• [YOUR TASK]: Return the lines of the data below in which the string "this" occurs.
☆ ☆ ☆ ☆
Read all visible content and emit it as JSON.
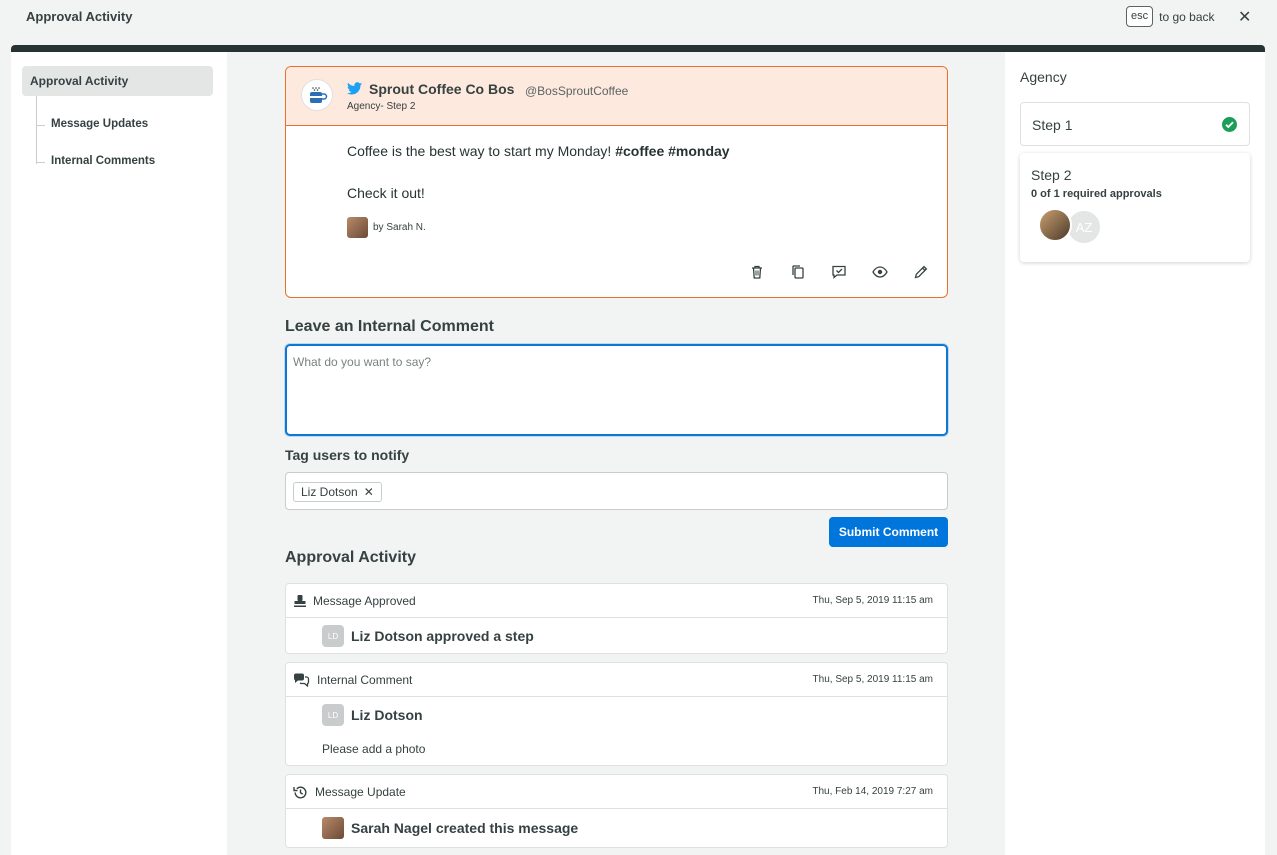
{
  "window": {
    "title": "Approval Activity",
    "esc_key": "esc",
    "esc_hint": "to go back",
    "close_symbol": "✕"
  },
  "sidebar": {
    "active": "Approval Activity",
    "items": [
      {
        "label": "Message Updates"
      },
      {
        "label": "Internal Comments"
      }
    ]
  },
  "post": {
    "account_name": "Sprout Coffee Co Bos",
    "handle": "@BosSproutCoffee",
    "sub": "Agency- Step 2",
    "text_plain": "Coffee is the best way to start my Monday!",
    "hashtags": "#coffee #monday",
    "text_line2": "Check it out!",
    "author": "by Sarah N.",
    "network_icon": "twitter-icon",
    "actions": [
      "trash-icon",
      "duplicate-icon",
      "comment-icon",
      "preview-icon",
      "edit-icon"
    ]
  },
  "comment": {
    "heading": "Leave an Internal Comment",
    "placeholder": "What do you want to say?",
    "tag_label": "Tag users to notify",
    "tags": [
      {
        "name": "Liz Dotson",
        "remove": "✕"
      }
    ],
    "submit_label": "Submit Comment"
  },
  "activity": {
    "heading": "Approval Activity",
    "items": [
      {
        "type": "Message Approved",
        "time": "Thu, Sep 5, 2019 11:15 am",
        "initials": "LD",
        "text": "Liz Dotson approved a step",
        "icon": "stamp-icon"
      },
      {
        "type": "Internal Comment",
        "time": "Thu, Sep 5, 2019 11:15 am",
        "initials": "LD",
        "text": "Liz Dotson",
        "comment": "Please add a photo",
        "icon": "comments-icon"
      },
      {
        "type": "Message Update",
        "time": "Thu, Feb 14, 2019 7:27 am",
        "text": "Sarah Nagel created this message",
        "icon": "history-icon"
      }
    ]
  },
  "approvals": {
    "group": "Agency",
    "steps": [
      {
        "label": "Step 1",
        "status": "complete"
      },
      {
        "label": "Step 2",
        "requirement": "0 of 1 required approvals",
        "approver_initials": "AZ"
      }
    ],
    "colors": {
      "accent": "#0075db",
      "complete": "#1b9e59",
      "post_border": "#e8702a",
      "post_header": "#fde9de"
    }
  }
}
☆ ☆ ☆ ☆
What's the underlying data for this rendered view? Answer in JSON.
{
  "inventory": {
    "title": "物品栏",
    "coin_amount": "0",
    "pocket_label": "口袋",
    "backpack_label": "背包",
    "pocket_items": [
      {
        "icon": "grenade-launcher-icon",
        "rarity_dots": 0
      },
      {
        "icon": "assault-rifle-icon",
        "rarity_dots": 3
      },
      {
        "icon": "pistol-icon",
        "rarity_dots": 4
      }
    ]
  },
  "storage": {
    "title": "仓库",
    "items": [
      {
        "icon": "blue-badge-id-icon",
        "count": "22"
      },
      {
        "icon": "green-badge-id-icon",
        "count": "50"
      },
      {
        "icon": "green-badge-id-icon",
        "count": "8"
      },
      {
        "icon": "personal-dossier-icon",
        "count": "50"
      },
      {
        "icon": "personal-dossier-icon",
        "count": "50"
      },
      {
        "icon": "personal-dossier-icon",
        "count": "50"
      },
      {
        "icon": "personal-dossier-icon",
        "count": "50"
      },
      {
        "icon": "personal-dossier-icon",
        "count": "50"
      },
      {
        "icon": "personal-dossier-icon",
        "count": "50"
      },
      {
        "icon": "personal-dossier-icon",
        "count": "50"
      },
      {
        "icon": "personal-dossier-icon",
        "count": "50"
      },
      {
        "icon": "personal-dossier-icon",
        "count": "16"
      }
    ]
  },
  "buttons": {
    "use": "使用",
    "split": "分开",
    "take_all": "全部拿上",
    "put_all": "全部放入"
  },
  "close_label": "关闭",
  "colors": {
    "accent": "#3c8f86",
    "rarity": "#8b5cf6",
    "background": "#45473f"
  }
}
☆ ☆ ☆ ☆
• [TASK ANSWER]:
        "text": "Sarah Nagel created this message",
What's the underlying data for this rendered view? Answer in JSON.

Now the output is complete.